| INPUT MATERIAL |
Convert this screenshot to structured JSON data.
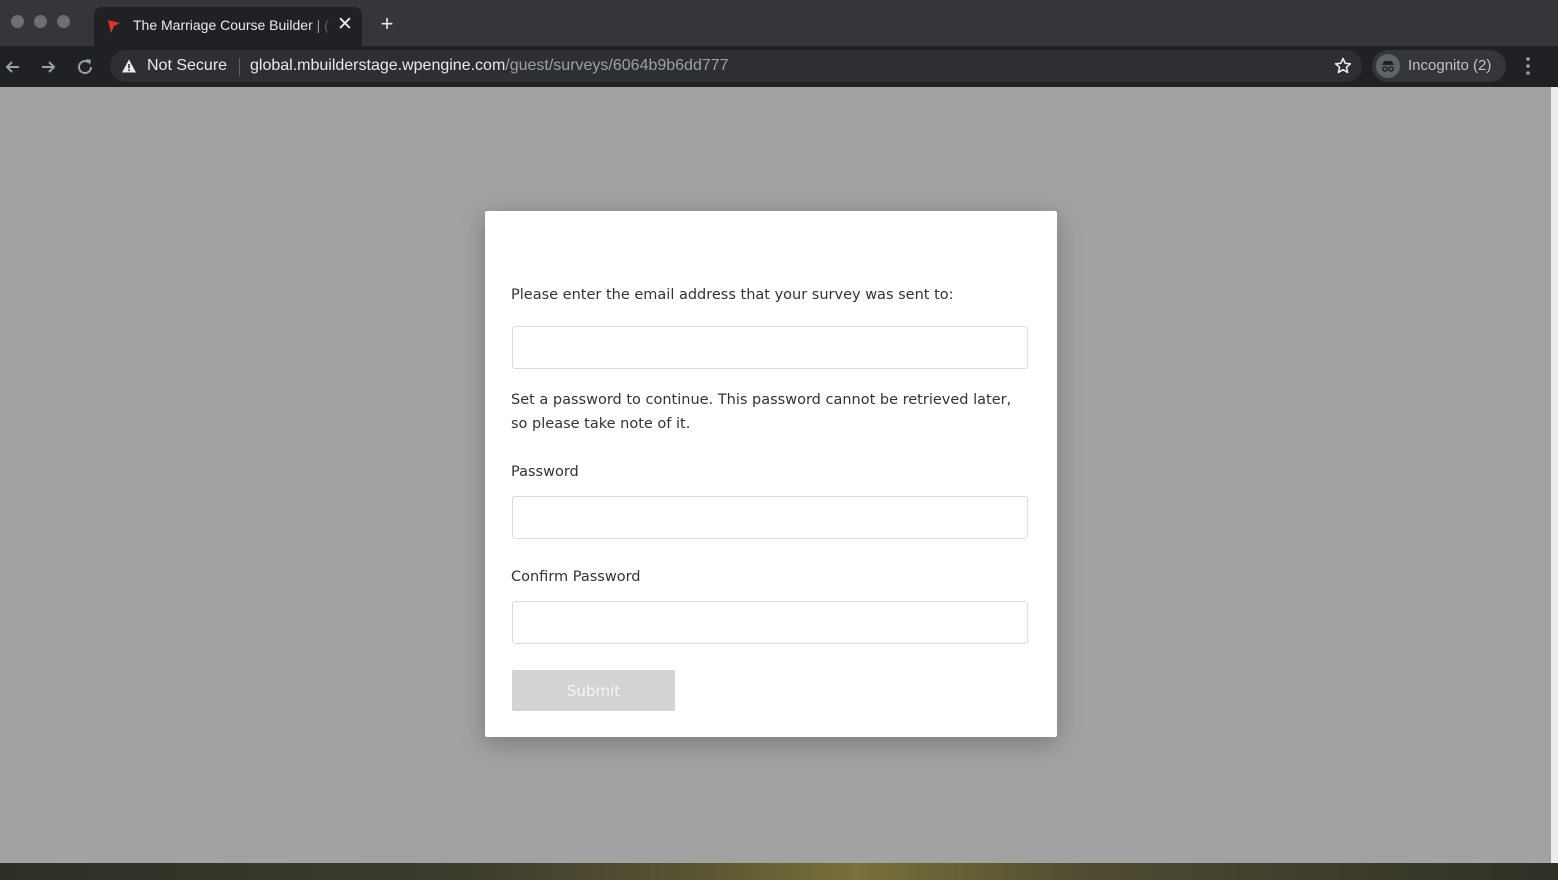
{
  "browser": {
    "tab": {
      "title": "The Marriage Course Builder | (",
      "close_glyph": "✕"
    },
    "new_tab_glyph": "+",
    "address_bar": {
      "security_label": "Not Secure",
      "url_host": "global.mbuilderstage.wpengine.com",
      "url_path": "/guest/surveys/6064b9b6dd777"
    },
    "profile": {
      "label": "Incognito (2)",
      "icon": "incognito-icon"
    },
    "icons": [
      "back-icon",
      "forward-icon",
      "reload-icon",
      "warning-icon",
      "star-icon",
      "menu-icon"
    ],
    "colors": {
      "tab_favicon": "#d9372c"
    }
  },
  "form": {
    "email_prompt": "Please enter the email address that your survey was sent to:",
    "email_value": "",
    "password_notice": "Set a password to continue. This password cannot be retrieved later, so please take note of it.",
    "password_label": "Password",
    "password_value": "",
    "confirm_label": "Confirm Password",
    "confirm_value": "",
    "submit_label": "Submit",
    "submit_enabled": false
  }
}
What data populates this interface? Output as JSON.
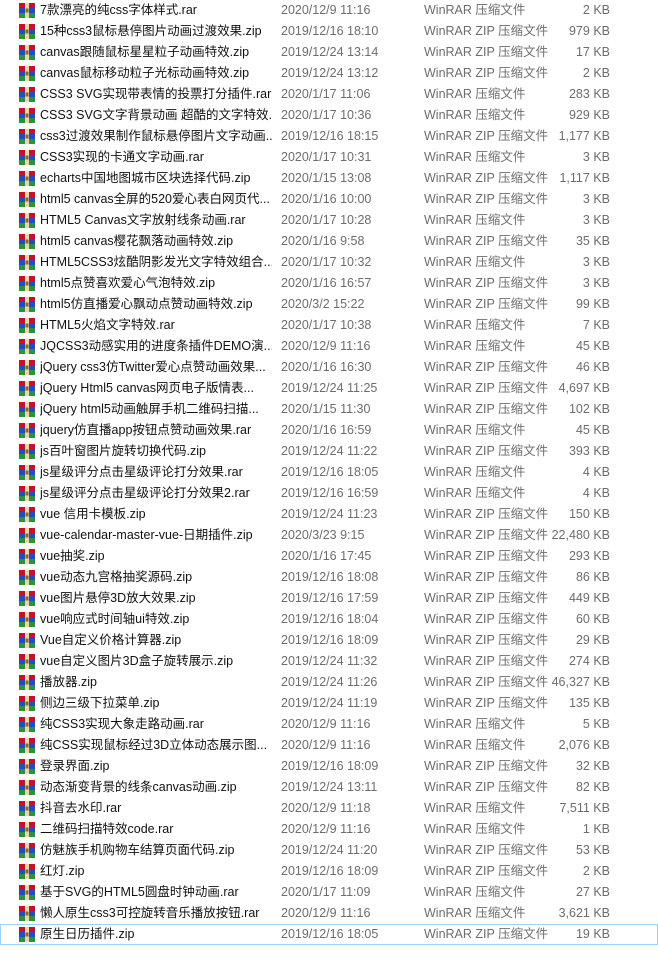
{
  "files": [
    {
      "name": "7款漂亮的纯css字体样式.rar",
      "date": "2020/12/9 11:16",
      "type": "WinRAR 压缩文件",
      "size": "2 KB"
    },
    {
      "name": "15种css3鼠标悬停图片动画过渡效果.zip",
      "date": "2019/12/16 18:10",
      "type": "WinRAR ZIP 压缩文件",
      "size": "979 KB"
    },
    {
      "name": "canvas跟随鼠标星星粒子动画特效.zip",
      "date": "2019/12/24 13:14",
      "type": "WinRAR ZIP 压缩文件",
      "size": "17 KB"
    },
    {
      "name": "canvas鼠标移动粒子光标动画特效.zip",
      "date": "2019/12/24 13:12",
      "type": "WinRAR ZIP 压缩文件",
      "size": "2 KB"
    },
    {
      "name": "CSS3 SVG实现带表情的投票打分插件.rar",
      "date": "2020/1/17 11:06",
      "type": "WinRAR 压缩文件",
      "size": "283 KB"
    },
    {
      "name": "CSS3 SVG文字背景动画 超酷的文字特效...",
      "date": "2020/1/17 10:36",
      "type": "WinRAR 压缩文件",
      "size": "929 KB"
    },
    {
      "name": "css3过渡效果制作鼠标悬停图片文字动画...",
      "date": "2019/12/16 18:15",
      "type": "WinRAR ZIP 压缩文件",
      "size": "1,177 KB"
    },
    {
      "name": "CSS3实现的卡通文字动画.rar",
      "date": "2020/1/17 10:31",
      "type": "WinRAR 压缩文件",
      "size": "3 KB"
    },
    {
      "name": "echarts中国地图城市区块选择代码.zip",
      "date": "2020/1/15 13:08",
      "type": "WinRAR ZIP 压缩文件",
      "size": "1,117 KB"
    },
    {
      "name": "html5 canvas全屏的520爱心表白网页代...",
      "date": "2020/1/16 10:00",
      "type": "WinRAR ZIP 压缩文件",
      "size": "3 KB"
    },
    {
      "name": "HTML5 Canvas文字放射线条动画.rar",
      "date": "2020/1/17 10:28",
      "type": "WinRAR 压缩文件",
      "size": "3 KB"
    },
    {
      "name": "html5 canvas樱花飘落动画特效.zip",
      "date": "2020/1/16 9:58",
      "type": "WinRAR ZIP 压缩文件",
      "size": "35 KB"
    },
    {
      "name": "HTML5CSS3炫酷阴影发光文字特效组合...",
      "date": "2020/1/17 10:32",
      "type": "WinRAR 压缩文件",
      "size": "3 KB"
    },
    {
      "name": "html5点赞喜欢爱心气泡特效.zip",
      "date": "2020/1/16 16:57",
      "type": "WinRAR ZIP 压缩文件",
      "size": "3 KB"
    },
    {
      "name": "html5仿直播爱心飘动点赞动画特效.zip",
      "date": "2020/3/2 15:22",
      "type": "WinRAR ZIP 压缩文件",
      "size": "99 KB"
    },
    {
      "name": "HTML5火焰文字特效.rar",
      "date": "2020/1/17 10:38",
      "type": "WinRAR 压缩文件",
      "size": "7 KB"
    },
    {
      "name": "JQCSS3动感实用的进度条插件DEMO演...",
      "date": "2020/12/9 11:16",
      "type": "WinRAR 压缩文件",
      "size": "45 KB"
    },
    {
      "name": "jQuery css3仿Twitter爱心点赞动画效果...",
      "date": "2020/1/16 16:30",
      "type": "WinRAR ZIP 压缩文件",
      "size": "46 KB"
    },
    {
      "name": "jQuery Html5 canvas网页电子版情表...",
      "date": "2019/12/24 11:25",
      "type": "WinRAR ZIP 压缩文件",
      "size": "4,697 KB"
    },
    {
      "name": "jQuery html5动画触屏手机二维码扫描...",
      "date": "2020/1/15 11:30",
      "type": "WinRAR ZIP 压缩文件",
      "size": "102 KB"
    },
    {
      "name": "jquery仿直播app按钮点赞动画效果.rar",
      "date": "2020/1/16 16:59",
      "type": "WinRAR 压缩文件",
      "size": "45 KB"
    },
    {
      "name": "js百叶窗图片旋转切换代码.zip",
      "date": "2019/12/24 11:22",
      "type": "WinRAR ZIP 压缩文件",
      "size": "393 KB"
    },
    {
      "name": "js星级评分点击星级评论打分效果.rar",
      "date": "2019/12/16 18:05",
      "type": "WinRAR 压缩文件",
      "size": "4 KB"
    },
    {
      "name": "js星级评分点击星级评论打分效果2.rar",
      "date": "2019/12/16 16:59",
      "type": "WinRAR 压缩文件",
      "size": "4 KB"
    },
    {
      "name": "vue 信用卡模板.zip",
      "date": "2019/12/24 11:23",
      "type": "WinRAR ZIP 压缩文件",
      "size": "150 KB"
    },
    {
      "name": "vue-calendar-master-vue-日期插件.zip",
      "date": "2020/3/23 9:15",
      "type": "WinRAR ZIP 压缩文件",
      "size": "22,480 KB"
    },
    {
      "name": "vue抽奖.zip",
      "date": "2020/1/16 17:45",
      "type": "WinRAR ZIP 压缩文件",
      "size": "293 KB"
    },
    {
      "name": "vue动态九宫格抽奖源码.zip",
      "date": "2019/12/16 18:08",
      "type": "WinRAR ZIP 压缩文件",
      "size": "86 KB"
    },
    {
      "name": "vue图片悬停3D放大效果.zip",
      "date": "2019/12/16 17:59",
      "type": "WinRAR ZIP 压缩文件",
      "size": "449 KB"
    },
    {
      "name": "vue响应式时间轴ui特效.zip",
      "date": "2019/12/16 18:04",
      "type": "WinRAR ZIP 压缩文件",
      "size": "60 KB"
    },
    {
      "name": "Vue自定义价格计算器.zip",
      "date": "2019/12/16 18:09",
      "type": "WinRAR ZIP 压缩文件",
      "size": "29 KB"
    },
    {
      "name": "vue自定义图片3D盒子旋转展示.zip",
      "date": "2019/12/24 11:32",
      "type": "WinRAR ZIP 压缩文件",
      "size": "274 KB"
    },
    {
      "name": "播放器.zip",
      "date": "2019/12/24 11:26",
      "type": "WinRAR ZIP 压缩文件",
      "size": "46,327 KB"
    },
    {
      "name": "侧边三级下拉菜单.zip",
      "date": "2019/12/24 11:19",
      "type": "WinRAR ZIP 压缩文件",
      "size": "135 KB"
    },
    {
      "name": "纯CSS3实现大象走路动画.rar",
      "date": "2020/12/9 11:16",
      "type": "WinRAR 压缩文件",
      "size": "5 KB"
    },
    {
      "name": "纯CSS实现鼠标经过3D立体动态展示图...",
      "date": "2020/12/9 11:16",
      "type": "WinRAR 压缩文件",
      "size": "2,076 KB"
    },
    {
      "name": "登录界面.zip",
      "date": "2019/12/16 18:09",
      "type": "WinRAR ZIP 压缩文件",
      "size": "32 KB"
    },
    {
      "name": "动态渐变背景的线条canvas动画.zip",
      "date": "2019/12/24 13:11",
      "type": "WinRAR ZIP 压缩文件",
      "size": "82 KB"
    },
    {
      "name": "抖音去水印.rar",
      "date": "2020/12/9 11:18",
      "type": "WinRAR 压缩文件",
      "size": "7,511 KB"
    },
    {
      "name": "二维码扫描特效code.rar",
      "date": "2020/12/9 11:16",
      "type": "WinRAR 压缩文件",
      "size": "1 KB"
    },
    {
      "name": "仿魅族手机购物车结算页面代码.zip",
      "date": "2019/12/24 11:20",
      "type": "WinRAR ZIP 压缩文件",
      "size": "53 KB"
    },
    {
      "name": "红灯.zip",
      "date": "2019/12/16 18:09",
      "type": "WinRAR ZIP 压缩文件",
      "size": "2 KB"
    },
    {
      "name": "基于SVG的HTML5圆盘时钟动画.rar",
      "date": "2020/1/17 11:09",
      "type": "WinRAR 压缩文件",
      "size": "27 KB"
    },
    {
      "name": "懒人原生css3可控旋转音乐播放按钮.rar",
      "date": "2020/12/9 11:16",
      "type": "WinRAR 压缩文件",
      "size": "3,621 KB"
    },
    {
      "name": "原生日历插件.zip",
      "date": "2019/12/16 18:05",
      "type": "WinRAR ZIP 压缩文件",
      "size": "19 KB"
    }
  ],
  "selected_index": 44,
  "icon": "winrar-archive-icon",
  "colors": {
    "name_text": "#111111",
    "meta_text": "#6d6d6d",
    "selection_border": "#99d1ff",
    "icon_red": "#c8102e",
    "icon_blue": "#1f4fbf",
    "icon_purple": "#6b2f9e",
    "icon_green": "#2f8f3a"
  }
}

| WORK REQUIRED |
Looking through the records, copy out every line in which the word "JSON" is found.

| ANSWER SECTION |
Convert this screenshot to structured JSON data.
What data populates this interface? Output as JSON.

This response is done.